Dataset rows for apps and sites.
:::::

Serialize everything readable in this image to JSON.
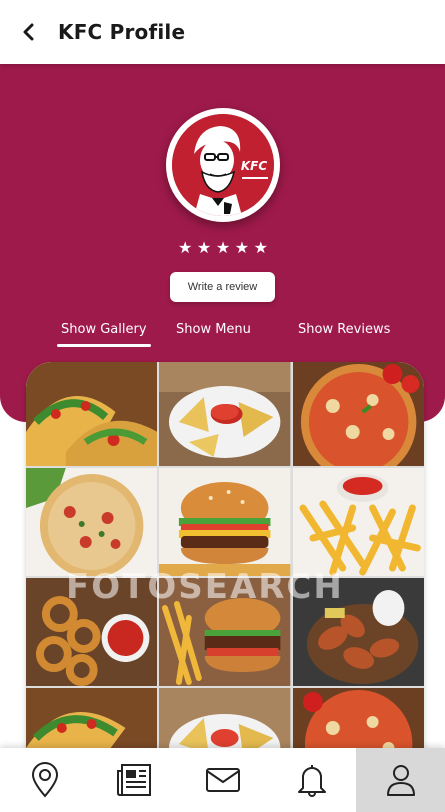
{
  "header": {
    "title": "KFC Profile",
    "back_icon": "back-arrow-icon"
  },
  "profile": {
    "logo_text": "KFC",
    "rating_stars": 5,
    "review_button": "Write a review",
    "brand_color": "#9e1a4a"
  },
  "tabs": [
    {
      "label": "Show Gallery",
      "active": true
    },
    {
      "label": "Show Menu",
      "active": false
    },
    {
      "label": "Show Reviews",
      "active": false
    }
  ],
  "gallery": {
    "watermark": "FOTOSEARCH",
    "items": [
      "tacos",
      "nachos",
      "pizza",
      "pizza",
      "burger",
      "fries",
      "onion-rings",
      "burger-fries",
      "chicken-wings",
      "tacos",
      "nachos",
      "pizza"
    ]
  },
  "bottom_nav": [
    {
      "icon": "location-pin-icon",
      "active": false
    },
    {
      "icon": "news-icon",
      "active": false
    },
    {
      "icon": "mail-icon",
      "active": false
    },
    {
      "icon": "bell-icon",
      "active": false
    },
    {
      "icon": "user-icon",
      "active": true
    }
  ]
}
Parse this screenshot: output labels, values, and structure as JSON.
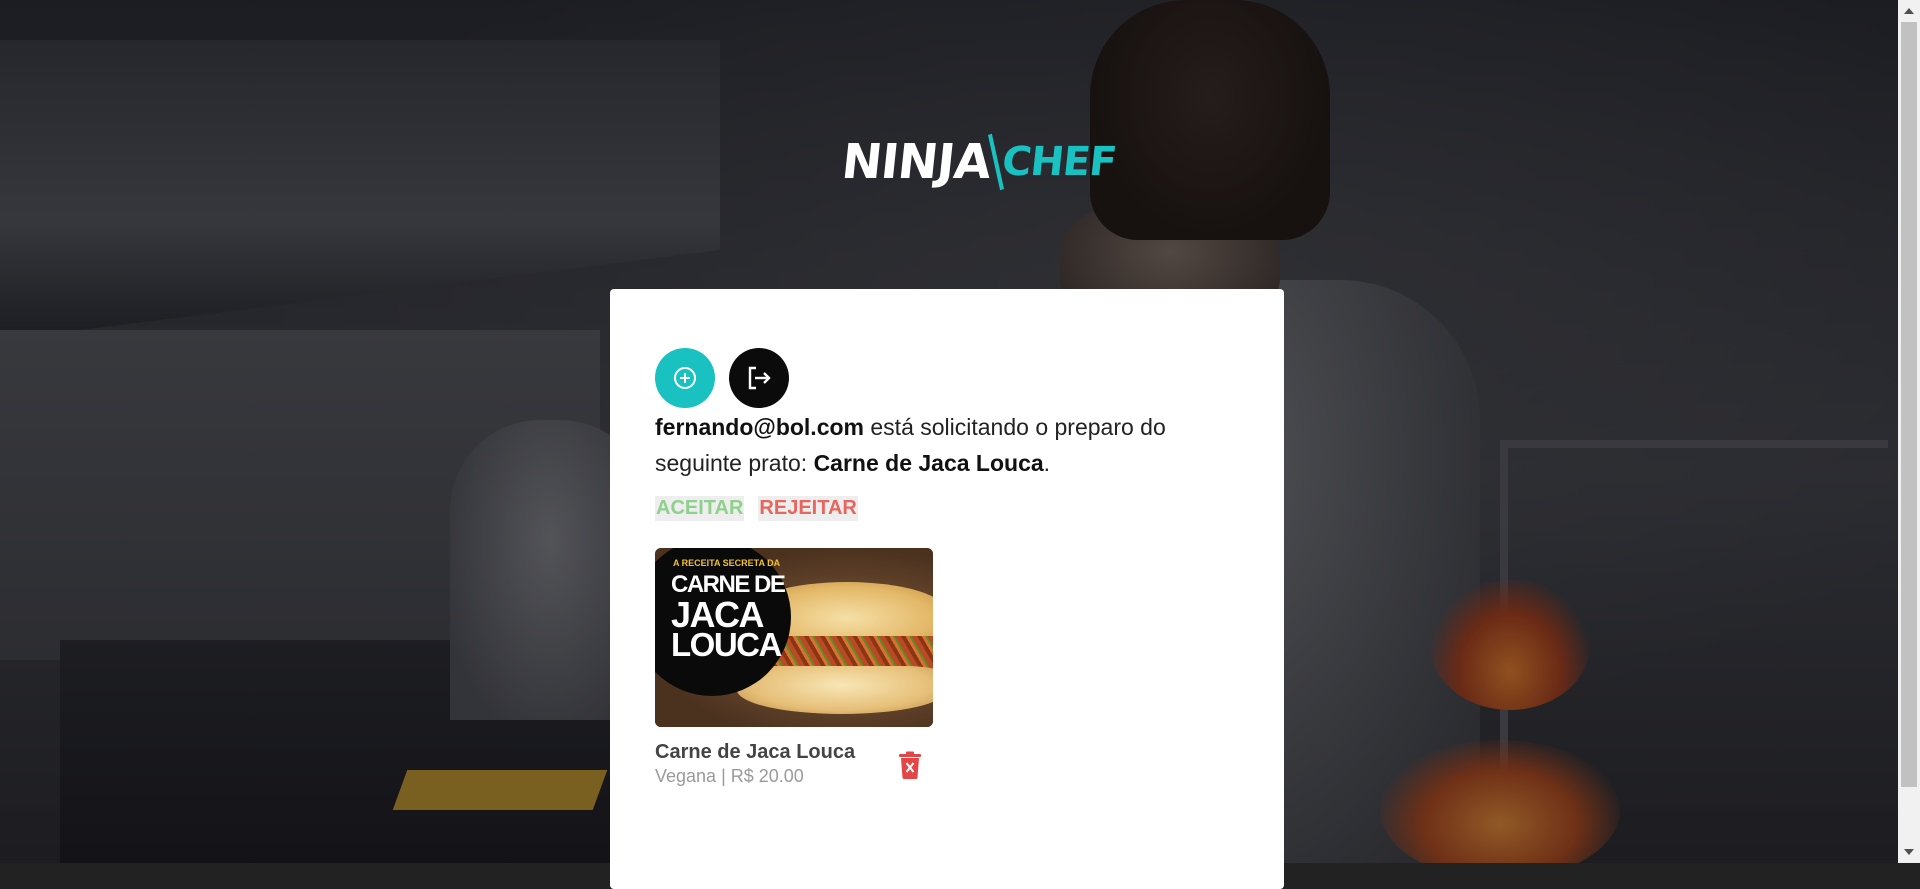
{
  "brand": {
    "logo_left": "NINJA",
    "logo_right": "CHEF",
    "accent_color": "#19c2c1"
  },
  "toolbar": {
    "add_icon": "plus-circle-icon",
    "logout_icon": "logout-icon"
  },
  "request": {
    "email": "fernando@bol.com",
    "text_middle": " está solicitando o preparo do seguinte prato: ",
    "dish": "Carne de Jaca Louca",
    "text_end": ".",
    "accept_label": "ACEITAR",
    "reject_label": "REJEITAR",
    "accept_color": "#8fd18c",
    "reject_color": "#e6675f"
  },
  "dish_card": {
    "image_caption_small": "A RECEITA SECRETA DA",
    "image_caption_line1": "CARNE DE",
    "image_caption_line2": "JACA",
    "image_caption_line3": "LOUCA",
    "name": "Carne de Jaca Louca",
    "meta": "Vegana | R$ 20.00",
    "delete_icon": "trash-icon"
  }
}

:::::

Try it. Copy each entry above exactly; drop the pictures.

Result for this exercise.
Serialize everything readable in this image to JSON.
{
  "header": {
    "title": "KFC Profile",
    "back_icon": "back-arrow-icon"
  },
  "profile": {
    "logo_text": "KFC",
    "rating_stars": 5,
    "review_button": "Write a review",
    "brand_color": "#9e1a4a"
  },
  "tabs": [
    {
      "label": "Show Gallery",
      "active": true
    },
    {
      "label": "Show Menu",
      "active": false
    },
    {
      "label": "Show Reviews",
      "active": false
    }
  ],
  "gallery": {
    "watermark": "FOTOSEARCH",
    "items": [
      "tacos",
      "nachos",
      "pizza",
      "pizza",
      "burger",
      "fries",
      "onion-rings",
      "burger-fries",
      "chicken-wings",
      "tacos",
      "nachos",
      "pizza"
    ]
  },
  "bottom_nav": [
    {
      "icon": "location-pin-icon",
      "active": false
    },
    {
      "icon": "news-icon",
      "active": false
    },
    {
      "icon": "mail-icon",
      "active": false
    },
    {
      "icon": "bell-icon",
      "active": false
    },
    {
      "icon": "user-icon",
      "active": true
    }
  ]
}
Parse this screenshot: output labels, values, and structure as JSON.
{
  "brand": {
    "logo_left": "NINJA",
    "logo_right": "CHEF",
    "accent_color": "#19c2c1"
  },
  "toolbar": {
    "add_icon": "plus-circle-icon",
    "logout_icon": "logout-icon"
  },
  "request": {
    "email": "fernando@bol.com",
    "text_middle": " está solicitando o preparo do seguinte prato: ",
    "dish": "Carne de Jaca Louca",
    "text_end": ".",
    "accept_label": "ACEITAR",
    "reject_label": "REJEITAR",
    "accept_color": "#8fd18c",
    "reject_color": "#e6675f"
  },
  "dish_card": {
    "image_caption_small": "A RECEITA SECRETA DA",
    "image_caption_line1": "CARNE DE",
    "image_caption_line2": "JACA",
    "image_caption_line3": "LOUCA",
    "name": "Carne de Jaca Louca",
    "meta": "Vegana | R$ 20.00",
    "delete_icon": "trash-icon"
  }
}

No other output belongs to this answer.